**Task brief**
Restate the entries below in full, exactly as they read, but without pictures.

**Data records for software interfaces**
= Beginning of Section =

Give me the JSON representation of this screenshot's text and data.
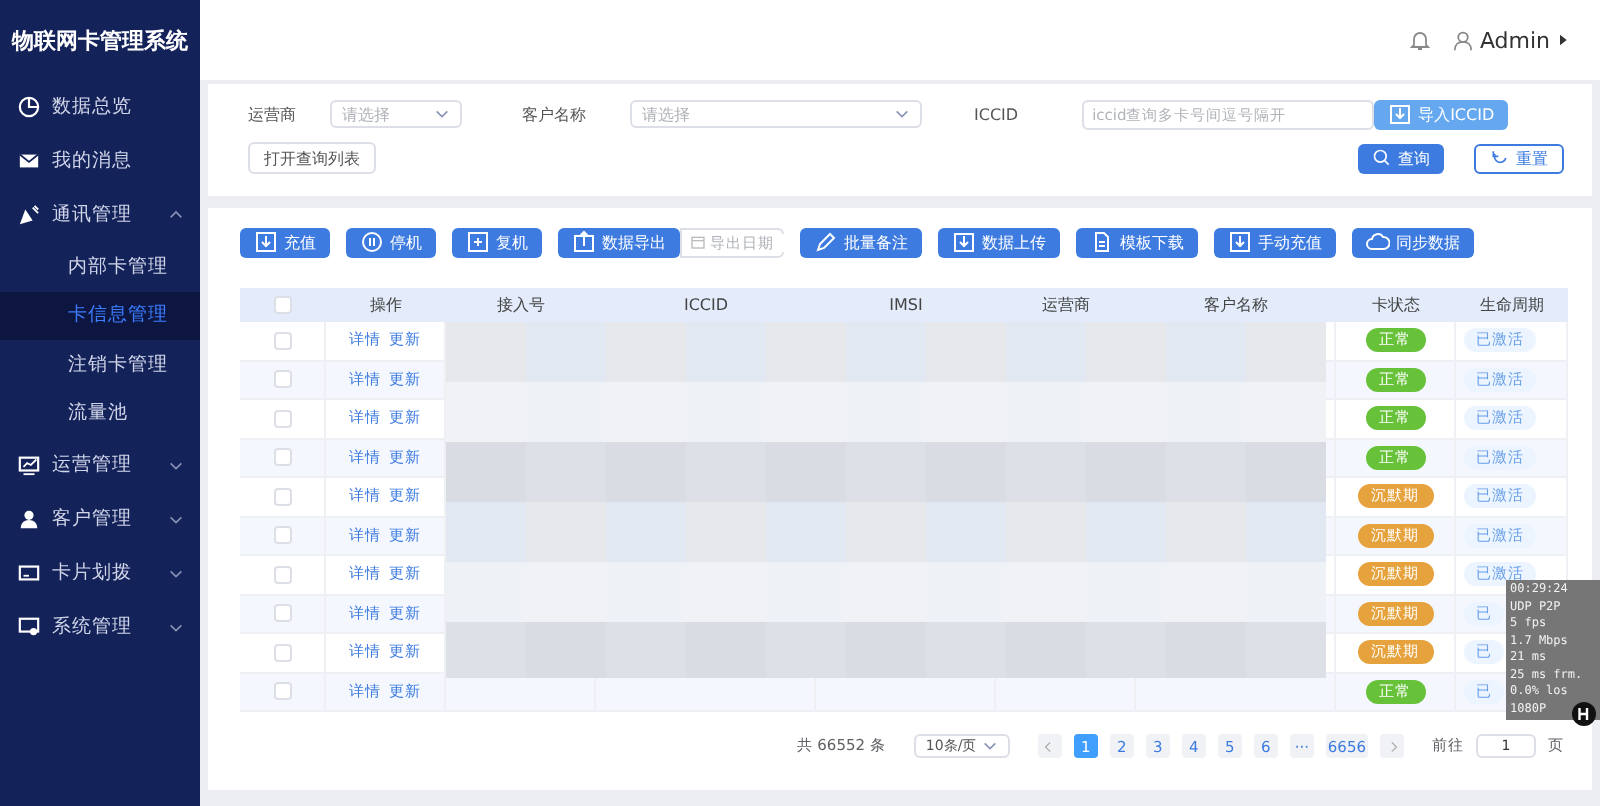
{
  "sidebar": {
    "title": "物联网卡管理系统",
    "items": [
      {
        "label": "数据总览"
      },
      {
        "label": "我的消息"
      },
      {
        "label": "通讯管理",
        "expanded": true,
        "children": [
          {
            "label": "内部卡管理",
            "selected": false
          },
          {
            "label": "卡信息管理",
            "selected": true
          },
          {
            "label": "注销卡管理",
            "selected": false
          },
          {
            "label": "流量池",
            "selected": false
          }
        ]
      },
      {
        "label": "运营管理",
        "expanded": false
      },
      {
        "label": "客户管理",
        "expanded": false
      },
      {
        "label": "卡片划拨",
        "expanded": false
      },
      {
        "label": "系统管理",
        "expanded": false
      }
    ]
  },
  "header": {
    "user": "Admin"
  },
  "filters": {
    "operator": {
      "label": "运营商",
      "placeholder": "请选择"
    },
    "customer": {
      "label": "客户名称",
      "placeholder": "请选择"
    },
    "iccid": {
      "label": "ICCID",
      "placeholder": "iccid查询多卡号间逗号隔开"
    },
    "import_button": "导入ICCID",
    "open_list_button": "打开查询列表",
    "search_button": "查询",
    "reset_button": "重置"
  },
  "toolbar": {
    "buttons": [
      "充值",
      "停机",
      "复机",
      "数据导出"
    ],
    "date_placeholder": "导出日期",
    "buttons_after": [
      "批量备注",
      "数据上传",
      "模板下载",
      "手动充值",
      "同步数据"
    ]
  },
  "table": {
    "columns": [
      "操作",
      "接入号",
      "ICCID",
      "IMSI",
      "运营商",
      "客户名称",
      "卡状态",
      "生命周期"
    ],
    "all_checked": false,
    "rows": [
      {
        "checked": false,
        "actions": [
          "详情",
          "更新"
        ],
        "status": "正常",
        "color": "#67c23a",
        "lifecycle": "已激活"
      },
      {
        "checked": false,
        "actions": [
          "详情",
          "更新"
        ],
        "status": "正常",
        "color": "#67c23a",
        "lifecycle": "已激活"
      },
      {
        "checked": false,
        "actions": [
          "详情",
          "更新"
        ],
        "status": "正常",
        "color": "#67c23a",
        "lifecycle": "已激活"
      },
      {
        "checked": false,
        "actions": [
          "详情",
          "更新"
        ],
        "status": "正常",
        "color": "#67c23a",
        "lifecycle": "已激活"
      },
      {
        "checked": false,
        "actions": [
          "详情",
          "更新"
        ],
        "status": "沉默期",
        "color": "#e6a23c",
        "lifecycle": "已激活"
      },
      {
        "checked": false,
        "actions": [
          "详情",
          "更新"
        ],
        "status": "沉默期",
        "color": "#e6a23c",
        "lifecycle": "已激活"
      },
      {
        "checked": false,
        "actions": [
          "详情",
          "更新"
        ],
        "status": "沉默期",
        "color": "#e6a23c",
        "lifecycle": "已激活"
      },
      {
        "checked": false,
        "actions": [
          "详情",
          "更新"
        ],
        "status": "沉默期",
        "color": "#e6a23c",
        "lifecycle": "已"
      },
      {
        "checked": false,
        "actions": [
          "详情",
          "更新"
        ],
        "status": "沉默期",
        "color": "#e6a23c",
        "lifecycle": "已"
      },
      {
        "checked": false,
        "actions": [
          "详情",
          "更新"
        ],
        "status": "正常",
        "color": "#67c23a",
        "lifecycle": "已"
      }
    ]
  },
  "pagination": {
    "total": "共 66552 条",
    "page_size": "10条/页",
    "pages": [
      {
        "label": "1",
        "selected": true
      },
      {
        "label": "2",
        "selected": false
      },
      {
        "label": "3",
        "selected": false
      },
      {
        "label": "4",
        "selected": false
      },
      {
        "label": "5",
        "selected": false
      },
      {
        "label": "6",
        "selected": false
      },
      {
        "label": "···",
        "selected": false
      },
      {
        "label": "6656",
        "selected": false
      }
    ],
    "goto_label": "前往",
    "goto_value": "1",
    "goto_suffix": "页"
  },
  "stream_overlay": {
    "lines": [
      "00:29:24",
      "UDP P2P",
      "5 fps",
      "1.7 Mbps",
      "21 ms",
      "25 ms frm.",
      "0.0% los",
      "1080P"
    ]
  }
}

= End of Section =

**Solution**
Give me the JSON representation of this screenshot's text and data.
{
  "sidebar": {
    "title": "物联网卡管理系统",
    "items": [
      {
        "label": "数据总览"
      },
      {
        "label": "我的消息"
      },
      {
        "label": "通讯管理",
        "expanded": true,
        "children": [
          {
            "label": "内部卡管理",
            "selected": false
          },
          {
            "label": "卡信息管理",
            "selected": true
          },
          {
            "label": "注销卡管理",
            "selected": false
          },
          {
            "label": "流量池",
            "selected": false
          }
        ]
      },
      {
        "label": "运营管理",
        "expanded": false
      },
      {
        "label": "客户管理",
        "expanded": false
      },
      {
        "label": "卡片划拨",
        "expanded": false
      },
      {
        "label": "系统管理",
        "expanded": false
      }
    ]
  },
  "header": {
    "user": "Admin"
  },
  "filters": {
    "operator": {
      "label": "运营商",
      "placeholder": "请选择"
    },
    "customer": {
      "label": "客户名称",
      "placeholder": "请选择"
    },
    "iccid": {
      "label": "ICCID",
      "placeholder": "iccid查询多卡号间逗号隔开"
    },
    "import_button": "导入ICCID",
    "open_list_button": "打开查询列表",
    "search_button": "查询",
    "reset_button": "重置"
  },
  "toolbar": {
    "buttons": [
      "充值",
      "停机",
      "复机",
      "数据导出"
    ],
    "date_placeholder": "导出日期",
    "buttons_after": [
      "批量备注",
      "数据上传",
      "模板下载",
      "手动充值",
      "同步数据"
    ]
  },
  "table": {
    "columns": [
      "操作",
      "接入号",
      "ICCID",
      "IMSI",
      "运营商",
      "客户名称",
      "卡状态",
      "生命周期"
    ],
    "all_checked": false,
    "rows": [
      {
        "checked": false,
        "actions": [
          "详情",
          "更新"
        ],
        "status": "正常",
        "color": "#67c23a",
        "lifecycle": "已激活"
      },
      {
        "checked": false,
        "actions": [
          "详情",
          "更新"
        ],
        "status": "正常",
        "color": "#67c23a",
        "lifecycle": "已激活"
      },
      {
        "checked": false,
        "actions": [
          "详情",
          "更新"
        ],
        "status": "正常",
        "color": "#67c23a",
        "lifecycle": "已激活"
      },
      {
        "checked": false,
        "actions": [
          "详情",
          "更新"
        ],
        "status": "正常",
        "color": "#67c23a",
        "lifecycle": "已激活"
      },
      {
        "checked": false,
        "actions": [
          "详情",
          "更新"
        ],
        "status": "沉默期",
        "color": "#e6a23c",
        "lifecycle": "已激活"
      },
      {
        "checked": false,
        "actions": [
          "详情",
          "更新"
        ],
        "status": "沉默期",
        "color": "#e6a23c",
        "lifecycle": "已激活"
      },
      {
        "checked": false,
        "actions": [
          "详情",
          "更新"
        ],
        "status": "沉默期",
        "color": "#e6a23c",
        "lifecycle": "已激活"
      },
      {
        "checked": false,
        "actions": [
          "详情",
          "更新"
        ],
        "status": "沉默期",
        "color": "#e6a23c",
        "lifecycle": "已"
      },
      {
        "checked": false,
        "actions": [
          "详情",
          "更新"
        ],
        "status": "沉默期",
        "color": "#e6a23c",
        "lifecycle": "已"
      },
      {
        "checked": false,
        "actions": [
          "详情",
          "更新"
        ],
        "status": "正常",
        "color": "#67c23a",
        "lifecycle": "已"
      }
    ]
  },
  "pagination": {
    "total": "共 66552 条",
    "page_size": "10条/页",
    "pages": [
      {
        "label": "1",
        "selected": true
      },
      {
        "label": "2",
        "selected": false
      },
      {
        "label": "3",
        "selected": false
      },
      {
        "label": "4",
        "selected": false
      },
      {
        "label": "5",
        "selected": false
      },
      {
        "label": "6",
        "selected": false
      },
      {
        "label": "···",
        "selected": false
      },
      {
        "label": "6656",
        "selected": false
      }
    ],
    "goto_label": "前往",
    "goto_value": "1",
    "goto_suffix": "页"
  },
  "stream_overlay": {
    "lines": [
      "00:29:24",
      "UDP P2P",
      "5 fps",
      "1.7 Mbps",
      "21 ms",
      "25 ms frm.",
      "0.0% los",
      "1080P"
    ]
  }
}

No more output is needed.